Yes, these are valuable, and at times, indelible, lessons in cooperation, communication and commitment, the likes of which far exceed anything these students may have learned in their early lives from Elmo or Big Bird.
Another lesson involved pen and paper, or at least computer, as their instrument of expression. In that exercise, Ingraham said, the students wrote their own press releases about their performance at Powell.
Learn to take risks
Ingraham said many of these students have not performed before more than 200 people before coming to the youth orchestra.
Their emotions and attitudes run the full range as they realize they will be on stage at Powell before 2,000 people, many of whom are well-versed symphony audience members as well as their own family members.
Susan Hampton, now assistant orchestra director at Parkway Central High School, said performances like this offer their own lessons.
“Take the risks in life,” she said.
Ingraham said while there are intentional take-aways in such lessons, there are also little personal messages these young artists absorb.
And the lessons are as varied as the students. “Some are so tired because they just had four finals and six papers due and three other performances,” Ingraham said. “And then you see others who wake up so excited just to make music.”
In its own way, each rehearsal, each performance offers its own lesson, Jarvi said, “and each can at times become singularly daunting.
But overall, the students take away life lessons in cooperation, team work and vulnerability, and sometimes a single performance or rehearsal can bring insights of all of these all at once,” Ingraham said.
Learn to create
Just as with everything else these students learn, the life lessons prove to be meaningful and inspire them to do something with their talent, Jarvi said.
It is a matter of channeling those lessons and their love of music, Ingraham agreed.
“One kid came up to me at the end of the second rehearsal,” she said, “and told me that rehearsal was always something he enjoyed, but that this was the first time he ever felt like crying just because rehearsal was over.”
Jarvi has high expectations of his students.

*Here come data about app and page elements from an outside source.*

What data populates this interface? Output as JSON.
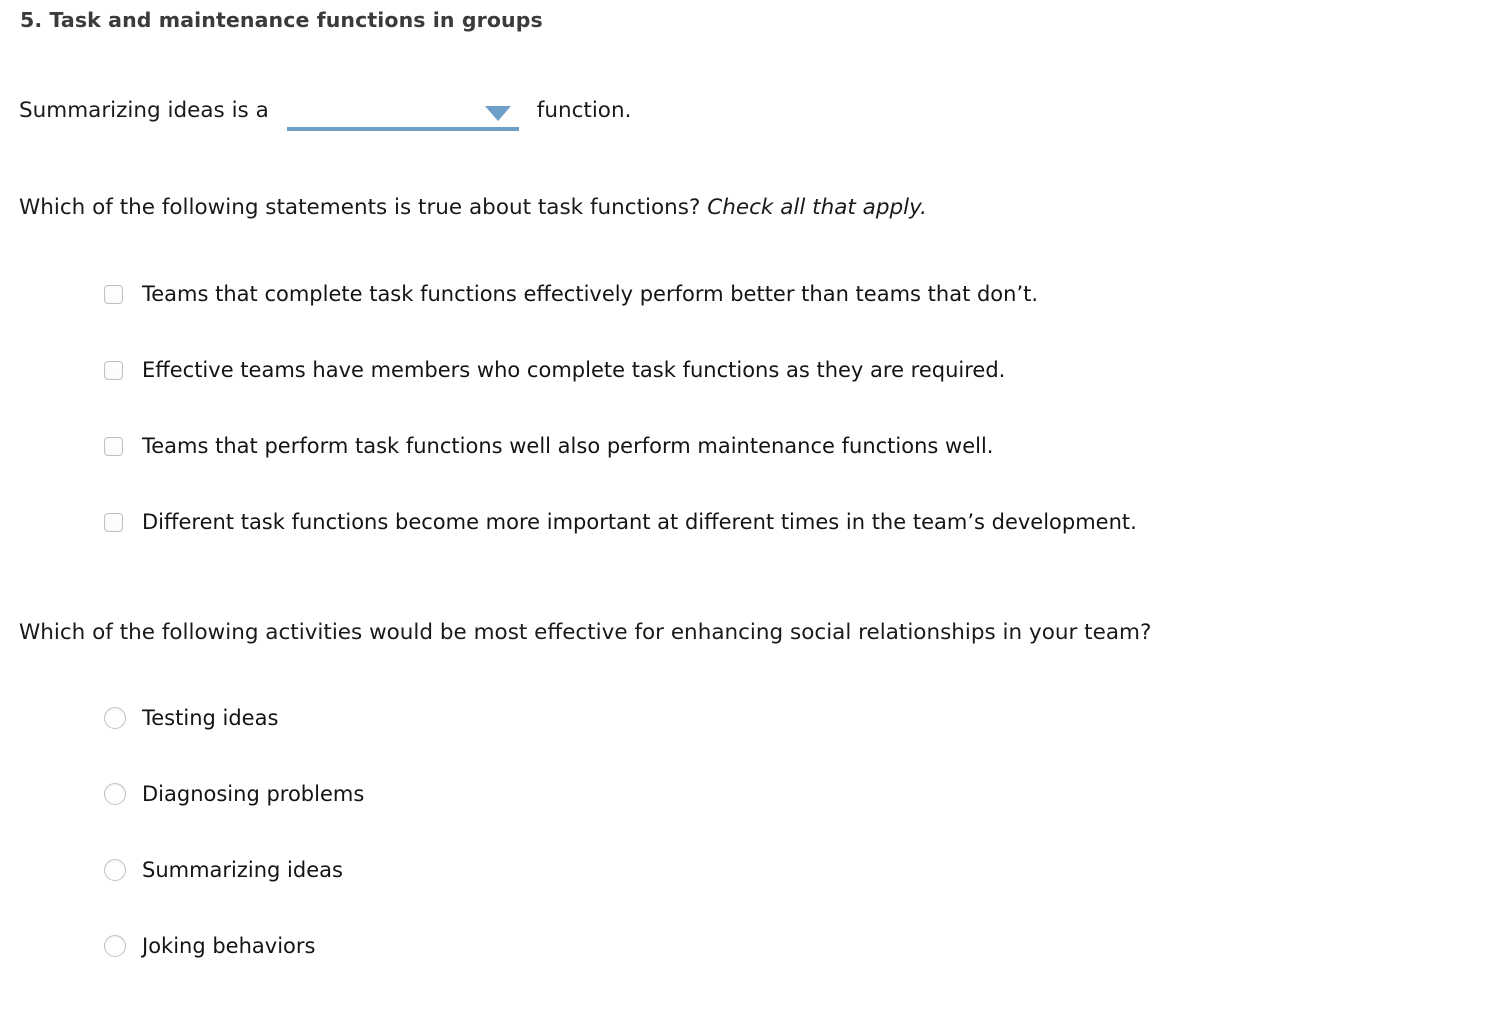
{
  "section": {
    "heading": "5. Task and maintenance functions in groups"
  },
  "fill_in_blank": {
    "lead_text": "Summarizing ideas is a",
    "trailing_text": "function.",
    "dropdown": {
      "name": "function-type-select",
      "selected_value": "",
      "placeholder": "",
      "arrow_icon": "chevron-down-icon",
      "accent_color": "#6d9fc8"
    }
  },
  "checkbox_question": {
    "prompt_main": "Which of the following statements is true about task functions?",
    "prompt_emphasis": "Check all that apply.",
    "options": [
      {
        "label": "Teams that complete task functions effectively perform better than teams that don’t.",
        "checked": false
      },
      {
        "label": "Effective teams have members who complete task functions as they are required.",
        "checked": false
      },
      {
        "label": "Teams that perform task functions well also perform maintenance functions well.",
        "checked": false
      },
      {
        "label": "Different task functions become more important at different times in the team’s development.",
        "checked": false
      }
    ]
  },
  "radio_question": {
    "prompt_main": "Which of the following activities would be most effective for enhancing social relationships in your team?",
    "options": [
      {
        "label": "Testing ideas",
        "selected": false
      },
      {
        "label": "Diagnosing problems",
        "selected": false
      },
      {
        "label": "Summarizing ideas",
        "selected": false
      },
      {
        "label": "Joking behaviors",
        "selected": false
      }
    ]
  },
  "theme": {
    "background": "#ffffff",
    "heading_color": "#3b3b3b",
    "text_color": "#1a1a1a",
    "accent_color": "#6d9fc8",
    "control_border": "#c0c0c0"
  }
}
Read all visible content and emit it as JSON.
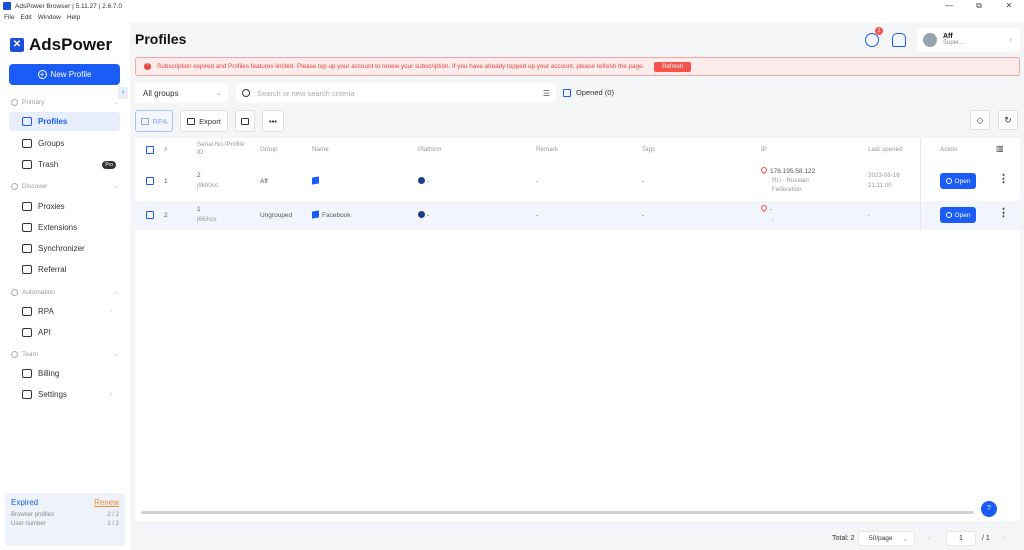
{
  "window": {
    "title": "AdsPower Browser | 5.11.27 | 2.6.7.0",
    "controls": [
      "—",
      "⧉",
      "✕"
    ]
  },
  "menu": [
    "File",
    "Edit",
    "Window",
    "Help"
  ],
  "brand": {
    "name": "AdsPower",
    "accent": "#1a5cf5"
  },
  "sidebar": {
    "new_profile": "New Profile",
    "sections": {
      "primary": "Primary",
      "discover": "Discover",
      "automation": "Automation",
      "team": "Team"
    },
    "items": {
      "profiles": "Profiles",
      "groups": "Groups",
      "trash": "Trash",
      "trash_tag": "Pro",
      "proxies": "Proxies",
      "extensions": "Extensions",
      "synchronizer": "Synchronizer",
      "referral": "Referral",
      "rpa": "RPA",
      "api": "API",
      "billing": "Billing",
      "settings": "Settings"
    },
    "plan": {
      "status": "Expired",
      "renew": "Renew",
      "browser_profiles_label": "Browser profiles",
      "browser_profiles_value": "2 / 2",
      "user_number_label": "User number",
      "user_number_value": "1 / 2"
    }
  },
  "header": {
    "title": "Profiles",
    "notification_count": "1",
    "user": {
      "name": "Aff",
      "role": "Super..."
    }
  },
  "banner": {
    "text": "Subscription expired and Profiles features limited. Please top up your account to renew your subscription. If you have already topped up your account, please refresh the page.",
    "button": "Refresh"
  },
  "filters": {
    "group": "All groups",
    "search_placeholder": "Search or new search criteria",
    "opened": "Opened (0)"
  },
  "toolbar": {
    "rpa": "RPA",
    "export": "Export",
    "more": "•••"
  },
  "table": {
    "columns": {
      "num": "#",
      "serial": "Serial No./Profile ID",
      "group": "Group",
      "name": "Name",
      "platform": "Platform",
      "remark": "Remark",
      "tags": "Tags",
      "ip": "IP",
      "last_opened": "Last opened",
      "action": "Action"
    },
    "rows": [
      {
        "num": "1",
        "serial": "2",
        "profile_id": "j9kb0cc",
        "group": "Aff",
        "name": "",
        "platform": "-",
        "remark": "-",
        "tags": "-",
        "ip": "176.195.58.122",
        "ip_country": "RU - Russian Federation",
        "last_opened_date": "2023-08-16",
        "last_opened_time": "21:11:00",
        "open": "Open"
      },
      {
        "num": "2",
        "serial": "1",
        "profile_id": "j66ihox",
        "group": "Ungrouped",
        "name": "Facebook",
        "platform": "-",
        "remark": "-",
        "tags": "-",
        "ip": "-",
        "ip_country": "-",
        "last_opened_date": "-",
        "last_opened_time": "",
        "open": "Open"
      }
    ]
  },
  "footer": {
    "total": "Total: 2",
    "per_page": "50/page",
    "page": "1",
    "page_total": "/ 1"
  }
}
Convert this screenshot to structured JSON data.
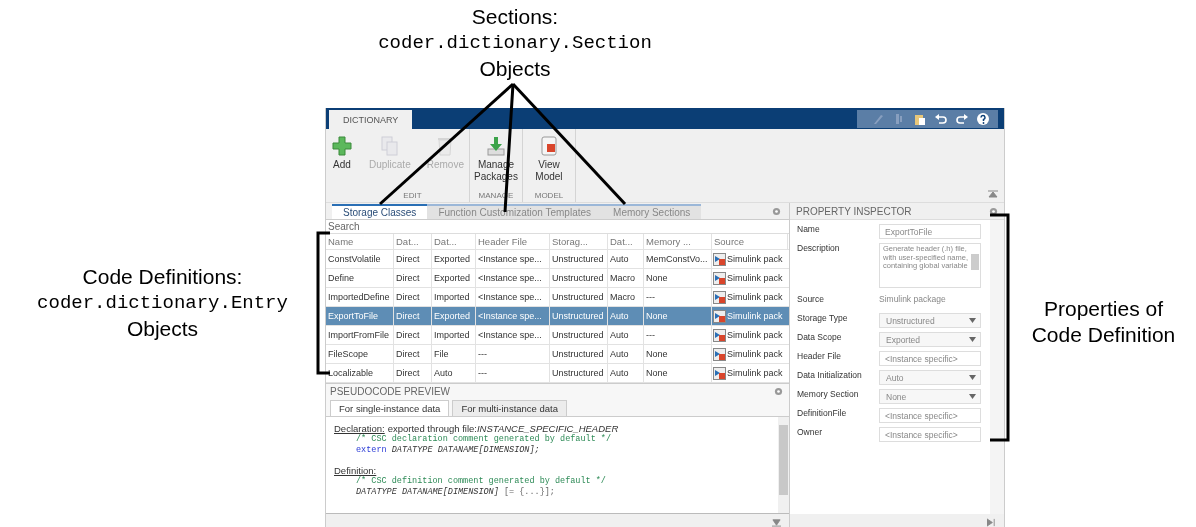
{
  "annotations": {
    "sections": {
      "title": "Sections:",
      "code": "coder.dictionary.Section",
      "suffix": "Objects"
    },
    "definitions": {
      "title": "Code Definitions:",
      "code": "coder.dictionary.Entry",
      "suffix": "Objects"
    },
    "properties": {
      "lines": [
        "Properties of",
        "Code Definition"
      ]
    }
  },
  "toolstrip": {
    "tabs": [
      {
        "label": "DICTIONARY",
        "selected": true
      }
    ],
    "quick_access": [
      {
        "disabled": true
      },
      {
        "disabled": true
      },
      {
        "disabled": false
      },
      {
        "disabled": false
      },
      {
        "disabled": false
      },
      {
        "disabled": false
      }
    ],
    "groups": [
      {
        "label": "EDIT",
        "buttons": [
          {
            "label": "Add",
            "disabled": false
          },
          {
            "label": "Duplicate",
            "disabled": true
          },
          {
            "label": "Remove",
            "disabled": true
          }
        ]
      },
      {
        "label": "MANAGE",
        "buttons": [
          {
            "label": "Manage Packages",
            "disabled": false
          }
        ]
      },
      {
        "label": "MODEL",
        "buttons": [
          {
            "label": "View Model",
            "disabled": false
          }
        ]
      }
    ]
  },
  "section_tabs": [
    {
      "label": "Storage Classes",
      "selected": true
    },
    {
      "label": "Function Customization Templates",
      "selected": false
    },
    {
      "label": "Memory Sections",
      "selected": false
    }
  ],
  "search": {
    "placeholder": "Search"
  },
  "table": {
    "columns": [
      "Name",
      "Dat...",
      "Dat...",
      "Header File",
      "Storag...",
      "Dat...",
      "Memory ...",
      "Source"
    ],
    "rows": [
      {
        "selected": false,
        "cells": [
          "ConstVolatile",
          "Direct",
          "Exported",
          "<Instance spe...",
          "Unstructured",
          "Auto",
          "MemConstVo...",
          "Simulink pack"
        ]
      },
      {
        "selected": false,
        "cells": [
          "Define",
          "Direct",
          "Exported",
          "<Instance spe...",
          "Unstructured",
          "Macro",
          "None",
          "Simulink pack"
        ]
      },
      {
        "selected": false,
        "cells": [
          "ImportedDefine",
          "Direct",
          "Imported",
          "<Instance spe...",
          "Unstructured",
          "Macro",
          "---",
          "Simulink pack"
        ]
      },
      {
        "selected": true,
        "cells": [
          "ExportToFile",
          "Direct",
          "Exported",
          "<Instance spe...",
          "Unstructured",
          "Auto",
          "None",
          "Simulink pack"
        ]
      },
      {
        "selected": false,
        "cells": [
          "ImportFromFile",
          "Direct",
          "Imported",
          "<Instance spe...",
          "Unstructured",
          "Auto",
          "---",
          "Simulink pack"
        ]
      },
      {
        "selected": false,
        "cells": [
          "FileScope",
          "Direct",
          "File",
          "---",
          "Unstructured",
          "Auto",
          "None",
          "Simulink pack"
        ]
      },
      {
        "selected": false,
        "cells": [
          "Localizable",
          "Direct",
          "Auto",
          "---",
          "Unstructured",
          "Auto",
          "None",
          "Simulink pack"
        ]
      }
    ]
  },
  "pseudocode": {
    "title": "PSEUDOCODE PREVIEW",
    "tabs": [
      {
        "label": "For single-instance data",
        "selected": true
      },
      {
        "label": "For multi-instance data",
        "selected": false
      }
    ],
    "sections": [
      {
        "heading": "Declaration:",
        "note": "exported through file:*INSTANCE_SPECIFIC_HEADER*",
        "lines": [
          [
            {
              "kind": "comment",
              "text": "/* CSC declaration comment generated by default */"
            }
          ],
          [
            {
              "kind": "keyword",
              "text": "extern "
            },
            {
              "kind": "code",
              "text": "DATATYPE DATANAME[DIMENSION];"
            }
          ]
        ]
      },
      {
        "heading": "Definition:",
        "lines": [
          [
            {
              "kind": "comment",
              "text": "/* CSC definition comment generated by default */"
            }
          ],
          [
            {
              "kind": "code",
              "text": "DATATYPE DATANAME[DIMENSION]"
            },
            {
              "kind": "plain",
              "text": " [= {...}];"
            }
          ]
        ]
      }
    ]
  },
  "inspector": {
    "title": "PROPERTY INSPECTOR",
    "properties": [
      {
        "label": "Name",
        "kind": "input",
        "value": "ExportToFile"
      },
      {
        "label": "Description",
        "kind": "textarea",
        "value": "Generate header (.h) file, with user-specified name, containing global variable"
      },
      {
        "label": "Source",
        "kind": "static",
        "value": "Simulink package"
      },
      {
        "label": "Storage Type",
        "kind": "dropdown",
        "value": "Unstructured"
      },
      {
        "label": "Data Scope",
        "kind": "dropdown",
        "value": "Exported"
      },
      {
        "label": "Header File",
        "kind": "input",
        "value": "<Instance specific>"
      },
      {
        "label": "Data Initialization",
        "kind": "dropdown",
        "value": "Auto"
      },
      {
        "label": "Memory Section",
        "kind": "dropdown",
        "value": "None"
      },
      {
        "label": "DefinitionFile",
        "kind": "input",
        "value": "<Instance specific>"
      },
      {
        "label": "Owner",
        "kind": "input",
        "value": "<Instance specific>"
      }
    ]
  }
}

He does not hesitate to tell them that they are the face of the next generation of musicians.
“We all know that future means make up new rules,” he said. “Helping them understand that so that they realize that the most fulfilling thing that we do is create.”
And that is the real challenge — the one Yo-Yo Ma alluded to: What will they create?